The conference also discussed the effects of increasing radio-frequency interference, which is now seen as a real impediment to all forms of distance reception. In Scandinavia, there is a trend for greater participation on traditional dx-peditions to rural areas, including Lapland, for specialised monitoring of MF and VHF transmissions.

The lack of younger people entering the hobby, was also discussed, both officially and informally at Pori, with the hobby no longer being seen as a worthwhile pursuit for teenagers, for various reasons. Similarly, the number of women participants at the conference was very small, and it obvious that the hobby is becoming more and more a male-dominated activity, with objectives tending to be distorted and driven by the male culture, and male values and beliefs.

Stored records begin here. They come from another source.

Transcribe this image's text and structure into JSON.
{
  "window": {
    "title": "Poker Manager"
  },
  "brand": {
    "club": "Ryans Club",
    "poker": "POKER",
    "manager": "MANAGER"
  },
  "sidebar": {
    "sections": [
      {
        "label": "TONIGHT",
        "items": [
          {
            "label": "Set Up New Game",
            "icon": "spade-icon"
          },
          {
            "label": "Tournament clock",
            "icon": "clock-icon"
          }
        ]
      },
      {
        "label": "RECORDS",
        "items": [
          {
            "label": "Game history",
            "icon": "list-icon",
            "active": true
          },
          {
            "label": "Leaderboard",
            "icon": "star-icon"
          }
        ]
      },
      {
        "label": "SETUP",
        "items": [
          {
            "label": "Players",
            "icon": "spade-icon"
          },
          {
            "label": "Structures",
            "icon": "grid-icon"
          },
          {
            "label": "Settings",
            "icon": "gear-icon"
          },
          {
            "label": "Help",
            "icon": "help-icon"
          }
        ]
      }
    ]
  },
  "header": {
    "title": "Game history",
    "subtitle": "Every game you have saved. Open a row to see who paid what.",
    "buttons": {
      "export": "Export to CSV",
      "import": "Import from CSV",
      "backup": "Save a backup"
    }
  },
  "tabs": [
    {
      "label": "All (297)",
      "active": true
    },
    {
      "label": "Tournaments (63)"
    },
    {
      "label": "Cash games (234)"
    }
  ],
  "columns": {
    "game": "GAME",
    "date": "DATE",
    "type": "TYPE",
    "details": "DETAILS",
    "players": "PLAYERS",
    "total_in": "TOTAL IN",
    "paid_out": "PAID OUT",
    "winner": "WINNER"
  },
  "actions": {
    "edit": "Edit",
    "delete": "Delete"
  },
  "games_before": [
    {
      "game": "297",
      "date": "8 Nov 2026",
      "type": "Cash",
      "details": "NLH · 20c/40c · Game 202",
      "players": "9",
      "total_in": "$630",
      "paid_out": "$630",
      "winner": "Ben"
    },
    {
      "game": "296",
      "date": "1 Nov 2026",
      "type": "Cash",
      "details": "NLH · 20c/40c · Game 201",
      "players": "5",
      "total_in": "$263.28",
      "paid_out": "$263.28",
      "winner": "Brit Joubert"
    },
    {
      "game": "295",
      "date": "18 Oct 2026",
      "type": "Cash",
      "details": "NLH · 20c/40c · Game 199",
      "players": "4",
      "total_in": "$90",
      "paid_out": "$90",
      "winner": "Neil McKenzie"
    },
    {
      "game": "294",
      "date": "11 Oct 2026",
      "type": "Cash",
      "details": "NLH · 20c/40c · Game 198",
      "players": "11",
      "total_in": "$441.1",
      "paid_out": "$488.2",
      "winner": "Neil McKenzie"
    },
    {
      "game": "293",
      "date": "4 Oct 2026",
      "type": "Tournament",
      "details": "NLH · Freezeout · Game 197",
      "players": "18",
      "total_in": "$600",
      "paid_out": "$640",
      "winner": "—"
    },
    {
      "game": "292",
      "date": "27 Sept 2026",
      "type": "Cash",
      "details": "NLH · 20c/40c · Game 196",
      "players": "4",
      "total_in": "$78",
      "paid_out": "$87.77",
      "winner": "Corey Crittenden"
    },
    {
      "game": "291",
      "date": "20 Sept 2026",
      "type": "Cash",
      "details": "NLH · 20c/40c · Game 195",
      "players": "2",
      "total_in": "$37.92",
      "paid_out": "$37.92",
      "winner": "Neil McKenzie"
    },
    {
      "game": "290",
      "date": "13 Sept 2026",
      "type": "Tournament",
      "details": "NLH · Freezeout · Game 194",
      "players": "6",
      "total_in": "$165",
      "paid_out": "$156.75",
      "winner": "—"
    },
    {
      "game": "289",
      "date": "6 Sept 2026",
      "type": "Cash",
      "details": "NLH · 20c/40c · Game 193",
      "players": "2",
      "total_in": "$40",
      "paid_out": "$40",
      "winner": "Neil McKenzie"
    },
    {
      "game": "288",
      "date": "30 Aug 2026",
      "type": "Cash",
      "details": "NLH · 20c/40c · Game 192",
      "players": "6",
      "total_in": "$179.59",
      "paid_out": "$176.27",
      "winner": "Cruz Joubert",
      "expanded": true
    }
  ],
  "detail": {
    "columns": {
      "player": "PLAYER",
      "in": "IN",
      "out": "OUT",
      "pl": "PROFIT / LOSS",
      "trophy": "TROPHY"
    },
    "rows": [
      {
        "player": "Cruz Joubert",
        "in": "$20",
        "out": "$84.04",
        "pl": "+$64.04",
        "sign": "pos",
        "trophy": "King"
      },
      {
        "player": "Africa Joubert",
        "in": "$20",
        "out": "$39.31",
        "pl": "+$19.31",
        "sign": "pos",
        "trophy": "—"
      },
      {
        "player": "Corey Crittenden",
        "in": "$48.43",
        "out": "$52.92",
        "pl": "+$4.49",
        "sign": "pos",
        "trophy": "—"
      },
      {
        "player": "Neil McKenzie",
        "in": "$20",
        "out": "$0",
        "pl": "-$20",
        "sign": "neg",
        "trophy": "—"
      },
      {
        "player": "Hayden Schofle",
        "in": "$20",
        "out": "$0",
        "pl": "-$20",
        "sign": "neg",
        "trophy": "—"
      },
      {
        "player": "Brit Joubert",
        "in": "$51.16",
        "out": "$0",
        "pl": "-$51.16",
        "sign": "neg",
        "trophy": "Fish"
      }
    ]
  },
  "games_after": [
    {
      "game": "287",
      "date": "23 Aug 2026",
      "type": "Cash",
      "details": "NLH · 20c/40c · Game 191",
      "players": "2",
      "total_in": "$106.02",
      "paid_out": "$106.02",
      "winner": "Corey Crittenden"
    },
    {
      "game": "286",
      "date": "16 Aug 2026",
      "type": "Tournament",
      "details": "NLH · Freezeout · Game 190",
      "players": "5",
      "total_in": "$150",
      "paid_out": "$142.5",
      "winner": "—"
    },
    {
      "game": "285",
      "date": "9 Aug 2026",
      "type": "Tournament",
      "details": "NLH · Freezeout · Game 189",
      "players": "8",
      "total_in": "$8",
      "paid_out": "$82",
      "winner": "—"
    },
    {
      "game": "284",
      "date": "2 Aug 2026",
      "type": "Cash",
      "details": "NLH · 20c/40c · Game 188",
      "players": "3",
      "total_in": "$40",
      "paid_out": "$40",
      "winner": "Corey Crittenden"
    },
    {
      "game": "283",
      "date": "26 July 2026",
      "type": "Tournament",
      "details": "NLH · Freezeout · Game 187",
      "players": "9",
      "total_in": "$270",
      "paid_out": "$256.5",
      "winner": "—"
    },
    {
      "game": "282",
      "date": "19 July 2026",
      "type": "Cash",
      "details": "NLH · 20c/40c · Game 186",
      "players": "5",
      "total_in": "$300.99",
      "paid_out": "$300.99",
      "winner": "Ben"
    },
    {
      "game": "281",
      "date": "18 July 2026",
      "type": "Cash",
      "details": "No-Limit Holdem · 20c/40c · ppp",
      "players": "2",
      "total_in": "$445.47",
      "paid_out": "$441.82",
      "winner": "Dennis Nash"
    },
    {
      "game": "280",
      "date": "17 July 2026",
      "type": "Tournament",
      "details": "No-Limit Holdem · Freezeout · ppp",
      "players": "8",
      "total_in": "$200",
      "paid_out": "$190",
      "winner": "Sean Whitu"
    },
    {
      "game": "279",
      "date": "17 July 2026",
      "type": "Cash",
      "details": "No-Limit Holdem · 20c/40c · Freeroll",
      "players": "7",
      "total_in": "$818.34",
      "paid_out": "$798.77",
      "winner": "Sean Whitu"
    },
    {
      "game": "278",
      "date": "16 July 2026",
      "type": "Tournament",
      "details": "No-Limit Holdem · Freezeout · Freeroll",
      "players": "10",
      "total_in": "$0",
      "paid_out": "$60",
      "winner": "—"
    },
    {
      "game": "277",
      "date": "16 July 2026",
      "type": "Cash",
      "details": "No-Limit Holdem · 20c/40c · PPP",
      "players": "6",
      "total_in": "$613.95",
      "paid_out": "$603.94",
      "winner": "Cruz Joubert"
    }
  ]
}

I enjoyed the conference, and welcomed the opportunity of meeting with many people from the hobby and broadcasting community, including several EDXP members. I gained a good appreciation of trends in the hobby, as well as a useful overview of international broadcasting issues and developments.

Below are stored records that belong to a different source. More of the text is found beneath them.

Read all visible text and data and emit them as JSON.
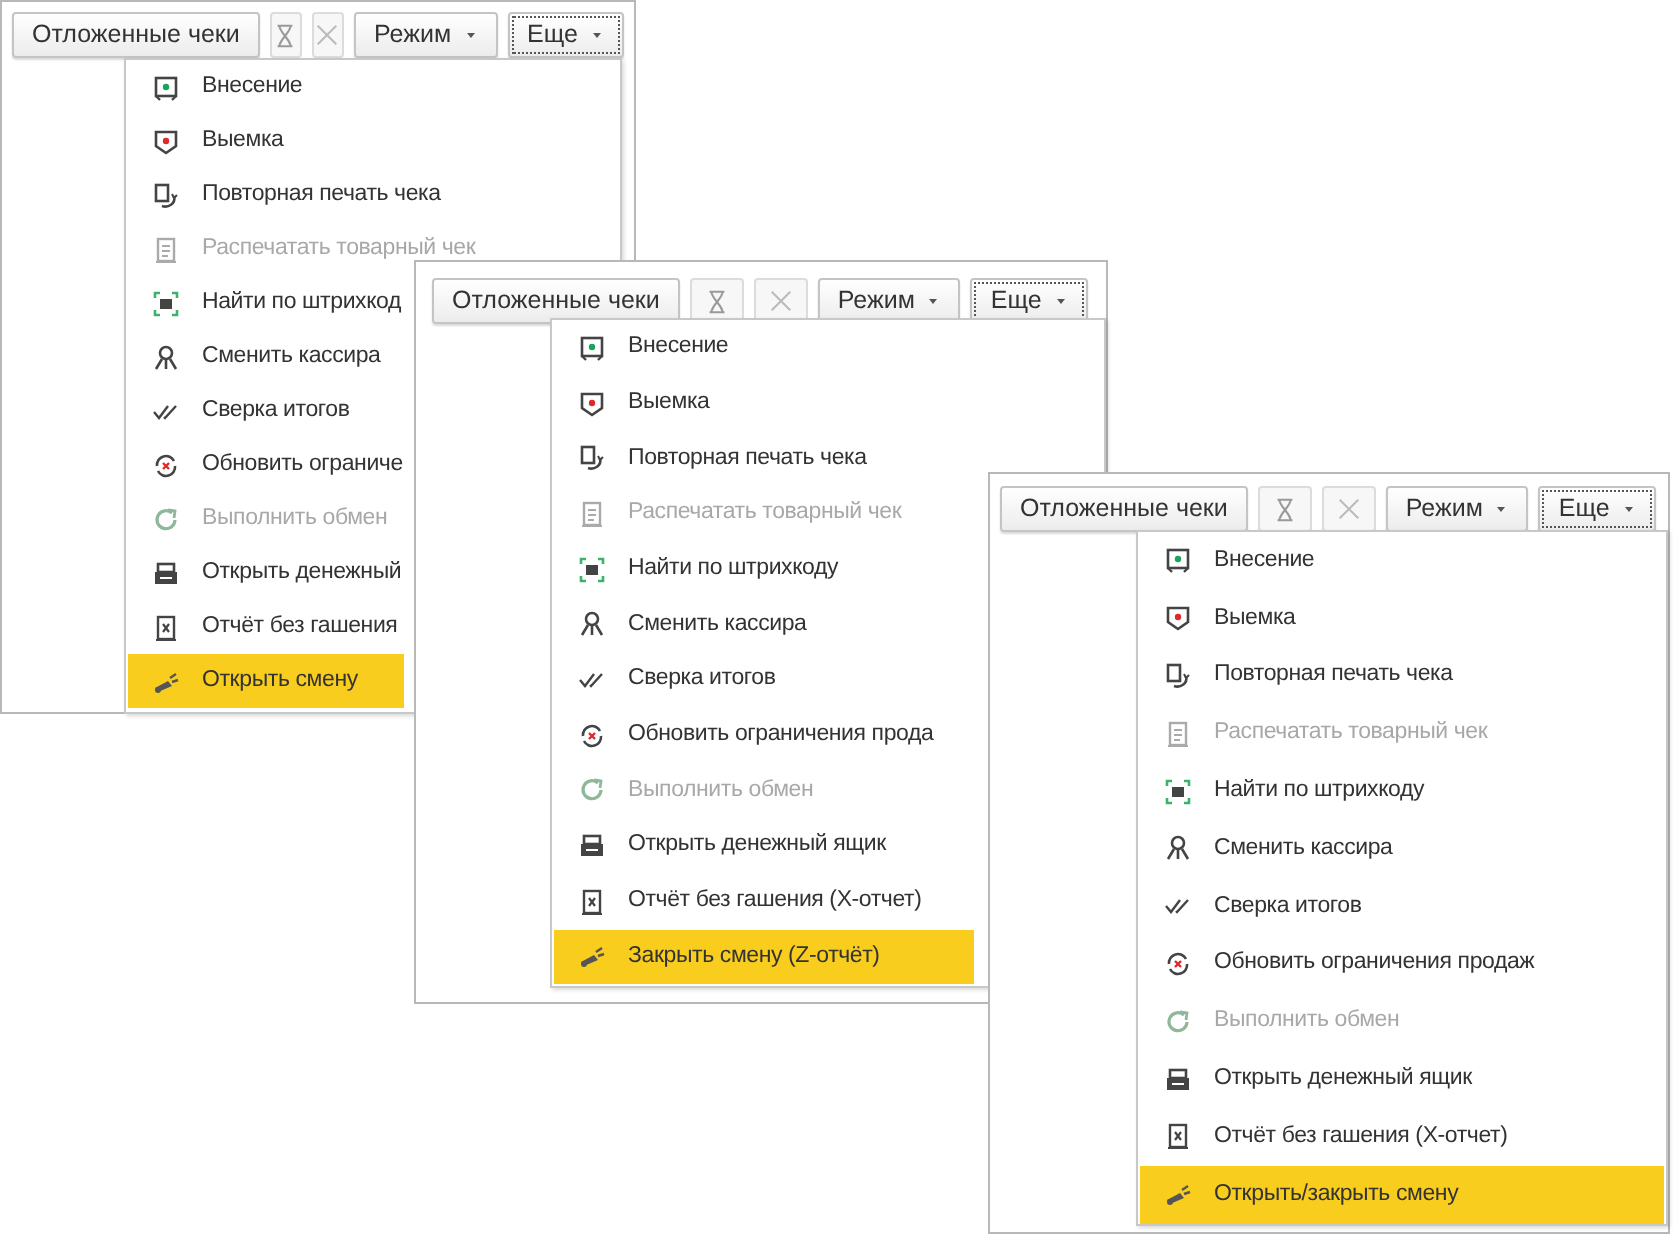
{
  "panels": [
    {
      "toolbar": [
        {
          "kind": "text",
          "label": "Отложенные чеки",
          "disabled": false,
          "focused": false
        },
        {
          "kind": "icon",
          "disabled": true,
          "focused": false
        },
        {
          "kind": "icon",
          "disabled": true,
          "focused": false
        },
        {
          "kind": "dropdown",
          "label": "Режим",
          "disabled": false,
          "focused": false
        },
        {
          "kind": "dropdown",
          "label": "Еще",
          "disabled": false,
          "focused": true
        }
      ],
      "menu": [
        {
          "label": "Внесение",
          "disabled": false,
          "selected": false
        },
        {
          "label": "Выемка",
          "disabled": false,
          "selected": false
        },
        {
          "label": "Повторная печать чека",
          "disabled": false,
          "selected": false
        },
        {
          "label": "Распечатать товарный чек",
          "disabled": true,
          "selected": false
        },
        {
          "label": "Найти по штрихкод",
          "disabled": false,
          "selected": false
        },
        {
          "label": "Сменить кассира",
          "disabled": false,
          "selected": false
        },
        {
          "label": "Сверка итогов",
          "disabled": false,
          "selected": false
        },
        {
          "label": "Обновить ограниче",
          "disabled": false,
          "selected": false
        },
        {
          "label": "Выполнить обмен",
          "disabled": true,
          "selected": false
        },
        {
          "label": "Открыть денежный",
          "disabled": false,
          "selected": false
        },
        {
          "label": "Отчёт без гашения",
          "disabled": false,
          "selected": false
        },
        {
          "label": "Открыть смену",
          "disabled": false,
          "selected": true
        }
      ]
    },
    {
      "toolbar": [
        {
          "kind": "text",
          "label": "Отложенные чеки",
          "disabled": false,
          "focused": false
        },
        {
          "kind": "icon",
          "disabled": true,
          "focused": false
        },
        {
          "kind": "icon",
          "disabled": true,
          "focused": false
        },
        {
          "kind": "dropdown",
          "label": "Режим",
          "disabled": false,
          "focused": false
        },
        {
          "kind": "dropdown",
          "label": "Еще",
          "disabled": false,
          "focused": true
        }
      ],
      "menu": [
        {
          "label": "Внесение",
          "disabled": false,
          "selected": false
        },
        {
          "label": "Выемка",
          "disabled": false,
          "selected": false
        },
        {
          "label": "Повторная печать чека",
          "disabled": false,
          "selected": false
        },
        {
          "label": "Распечатать товарный чек",
          "disabled": true,
          "selected": false
        },
        {
          "label": "Найти по штрихкоду",
          "disabled": false,
          "selected": false
        },
        {
          "label": "Сменить кассира",
          "disabled": false,
          "selected": false
        },
        {
          "label": "Сверка итогов",
          "disabled": false,
          "selected": false
        },
        {
          "label": "Обновить ограничения прода",
          "disabled": false,
          "selected": false
        },
        {
          "label": "Выполнить обмен",
          "disabled": true,
          "selected": false
        },
        {
          "label": "Открыть денежный ящик",
          "disabled": false,
          "selected": false
        },
        {
          "label": "Отчёт без гашения (X-отчет)",
          "disabled": false,
          "selected": false
        },
        {
          "label": "Закрыть смену (Z-отчёт)",
          "disabled": false,
          "selected": true
        }
      ]
    },
    {
      "toolbar": [
        {
          "kind": "text",
          "label": "Отложенные чеки",
          "disabled": false,
          "focused": false
        },
        {
          "kind": "icon",
          "disabled": true,
          "focused": false
        },
        {
          "kind": "icon",
          "disabled": true,
          "focused": false
        },
        {
          "kind": "dropdown",
          "label": "Режим",
          "disabled": false,
          "focused": false
        },
        {
          "kind": "dropdown",
          "label": "Еще",
          "disabled": false,
          "focused": true
        }
      ],
      "menu": [
        {
          "label": "Внесение",
          "disabled": false,
          "selected": false
        },
        {
          "label": "Выемка",
          "disabled": false,
          "selected": false
        },
        {
          "label": "Повторная печать чека",
          "disabled": false,
          "selected": false
        },
        {
          "label": "Распечатать товарный чек",
          "disabled": true,
          "selected": false
        },
        {
          "label": "Найти по штрихкоду",
          "disabled": false,
          "selected": false
        },
        {
          "label": "Сменить кассира",
          "disabled": false,
          "selected": false
        },
        {
          "label": "Сверка итогов",
          "disabled": false,
          "selected": false
        },
        {
          "label": "Обновить ограничения продаж",
          "disabled": false,
          "selected": false
        },
        {
          "label": "Выполнить обмен",
          "disabled": true,
          "selected": false
        },
        {
          "label": "Открыть денежный ящик",
          "disabled": false,
          "selected": false
        },
        {
          "label": "Отчёт без гашения (X-отчет)",
          "disabled": false,
          "selected": false
        },
        {
          "label": "Открыть/закрыть смену",
          "disabled": false,
          "selected": true
        }
      ]
    }
  ]
}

On a sad note, our colleague Frans Vossen, host of "Radio World" of VRT in Brussels, injured his leg at a Tallin restaurant, and was flown back to Belgium where he underwent surgery. We wish him well, for a quick recuperation.

At a personal level, I arrived in Pori extremely tired and exhausted, after several weeks of hectic travelling in hot and humid weather in Asia and throughout western Europe, and the Yyteri Spa Hotel gave me the chance to partially recover before the long return trip to Australia via Canada! Overall, in the six weeks I was away, I did 16 railway sectors, 28 flights, 30 hotels, and countless trips by boat, ferry, mini-bus and coach. The total flight distance was 55,000 km, mainly with the Star Alliance "Around the World" ticket.

Interesting summaries and illustrated accounts of the Conference have also been published by several of the member Clubs who attended, both on the Internet and in hard-copy.

You may wish to visit these URLs for further information about the Finnish DX Association and the European DX Council:

(NOTE: Several accounts of the Conference have also been published in various DX magazines, and over the Internet, by participating Clubs and linked organisations, including the DSWCI (, (, and the British DX Club.